Feathers, Scales or Fur: Evolution's Role in Animal Coats

Draped in an alluring array of coats, animals boast a fascinating portfolio of feathers, scales or fur. They serve as essential armor against the elements, playing a crucial role in their survival and evolution over centuries. However, have you ever wondered about the evolutionary journey that led to these unique animal coats? Or how they came to acquire such diverse traits? This article delves into this riveting subject, exploring how nature's drive toward survival shaped the texture and hues of creatures big and small. Whether you're an avid wildlife enthusiast or simply curious about Mother Nature's design aesthetics, this exploration promises intriguing insights.

The Evolutionary Tale behind Animal Coats

Our world displays an incredible array of creatures, each adorned with unique coats, from the vibrant plumes of birds to the tough scales of reptiles. The intriguing question that arises is, how did Evolution play a part in shaping these distinct Animal Coats? The answer lies in the delicate interplay of Genetic Mutations and Natural Selection over the course of Millions of Years.

Genetic mutations, changes in an animal's DNA sequence, result in diverse phenotypes such as different coat textures and colors. These mutations can be caused by a wide range of factors, from environmental triggers to simple mistakes during DNA replication. They introduce variability into an animal's genotype, which is the specific set of genes an animal carries.

But the presence of a mutation alone does not ensure its propagation into future generations. Here's where Natural Selection, first proposed by Charles Darwin, plays its pivotal role. Only those mutations that offer a survival advantage, aiding in elements like camouflage or attracting mates, are likely to be passed down. Over time, these advantageous traits become more prevalent within a species.

An excellent example of this is the coat color of the Arctic fox, which changes from brown in the summer to white in the winter, providing an intelligent camouflage against predators. The mutation causing this seasonal color change would have been favored by natural selection, as it increases the fox's odds of survival.

In the sphere of animal coats, another key factor to consider is the role of alleles, variations of a gene that dictate specific traits like coat color or pattern. Dominant alleles are expressed even if only one copy is present, while recessive alleles require two copies to be expressed. This genetic complexity further enriches the canvas of animal coat variation.

In essence, the fascinating tapestry of animal coats we see today, whether feathers, fur or scales, is a testament to the intricate process of evolution, underpinned by genetic mutations and natural selection.

Feathers: More Than Just Flight Facilitators

The evolution of feathers is a fascinating topic, diving into the realms of both biology and paleontology. Often associated predominantly with flight, their role extends far beyond this, serving as crucial aspects of temperature regulation and courtship rituals in various bird species. This is largely due to the complex structure of feathers, which includes the barb, the rachis, and contour feathers, each serving a unique purpose in avian biology.

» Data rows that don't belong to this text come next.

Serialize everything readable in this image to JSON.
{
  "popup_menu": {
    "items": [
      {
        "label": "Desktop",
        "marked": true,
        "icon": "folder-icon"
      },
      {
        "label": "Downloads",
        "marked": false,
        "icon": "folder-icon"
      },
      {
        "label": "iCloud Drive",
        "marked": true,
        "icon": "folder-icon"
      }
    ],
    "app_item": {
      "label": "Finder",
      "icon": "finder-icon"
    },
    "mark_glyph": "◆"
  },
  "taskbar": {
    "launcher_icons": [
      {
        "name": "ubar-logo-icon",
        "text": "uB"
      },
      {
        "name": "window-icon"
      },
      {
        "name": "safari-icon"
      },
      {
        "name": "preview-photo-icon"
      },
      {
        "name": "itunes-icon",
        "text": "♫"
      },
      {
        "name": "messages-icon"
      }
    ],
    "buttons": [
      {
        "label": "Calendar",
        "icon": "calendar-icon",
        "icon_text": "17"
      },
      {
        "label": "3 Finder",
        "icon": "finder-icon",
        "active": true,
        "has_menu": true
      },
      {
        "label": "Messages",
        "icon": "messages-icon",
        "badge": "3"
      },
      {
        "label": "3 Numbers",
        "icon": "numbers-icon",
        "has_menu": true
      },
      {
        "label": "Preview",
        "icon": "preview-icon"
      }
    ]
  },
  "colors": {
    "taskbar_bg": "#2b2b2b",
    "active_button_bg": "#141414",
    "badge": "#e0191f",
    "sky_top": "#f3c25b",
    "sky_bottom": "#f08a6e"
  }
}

Feathers, in their intricate design, embody an evolutionary masterpiece of nature. The barbs, branching out from the central structure or rachis, form the main body of the feather, while contour feathers contribute to the streamlined shape essential for flight. However, these elements combined provide more than just flight capabilities. They offer an effective means of insulation, helping birds to maintain their body temperature. This aspect of "Feather Evolution" is a testament to the adaptability of species in response to their environment.

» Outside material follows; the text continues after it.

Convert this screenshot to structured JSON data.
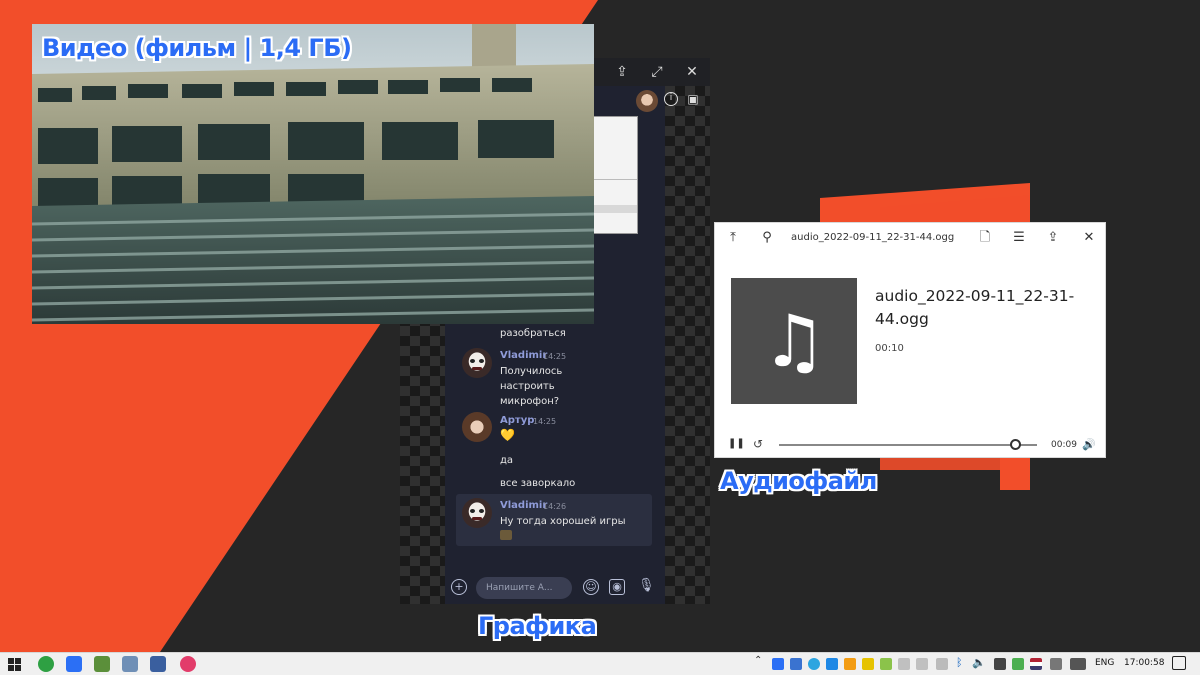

In addition to temperature regulation, feathers also play a key role in courtship rituals, acting as visual signals to attract mates. The peacock's elaborate display, for instance, is an excellent example of how feathers have evolved for purposes beyond mere survival, providing a competitive edge in reproduction.

In conclusion, an ornithologist, with their extensive knowledge of avian biology, would attest to the multifaceted role of feathers in bird species. Far from being simply flight facilitators, they serve as pivotal components in temperature regulation and courtship displays, underpinning the survival and propagation of bird species. Therefore, the study of feathers offers deep insights into the mechanisms of evolution and the complex interplay between form and function in the natural world.

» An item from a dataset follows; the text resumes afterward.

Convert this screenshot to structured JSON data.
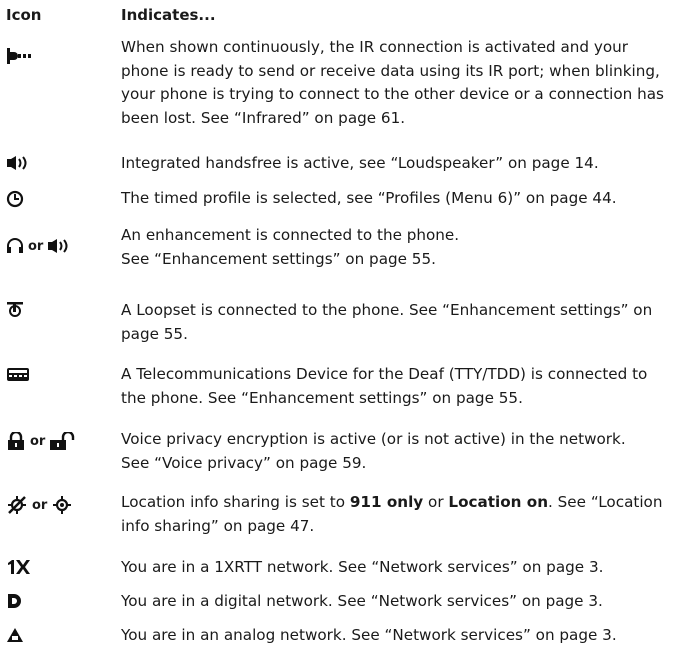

Scales: A Testament To Toughness

Let's delve into the intriguing world of scale formation in animals, particularly among reptiles. This process is not trivial, as scales offer numerous benefits to their bearers. They serve a crucial role in physical protection, sensory function, and thermoregulation, making them a key element in the survival of these species.

For instance, consider the scale-clad reptile, its body armoured with these specialized skin structures. Scales, predominantly composed of keratinocytes and cornified cells, provide formidable protection against predators and environmental elements. Furthermore, scales play a significant role in sensory function, enabling animals to respond to their surroundings effectively.

Thermoregulation is another vital function of scales. Many reptiles are ectothermic, meaning they rely on external heat sources to regulate their body temperature. Scales aid in this process by absorbing heat from the surroundings or reflecting it, based on the animal's needs.

A herpetologist, a zoologist specializing in the study of reptiles, could delve deeper into the technical aspects of scale formation, but the above information provides a glimpse into the critical role scales play in the lives of many animals. Therefore, understanding scales is a key step in understanding the survival strategies of these fascinating creatures. Through such study, we not only appreciate the marvel of evolution but also identify its role in shaping the incredible diversity in animal coats.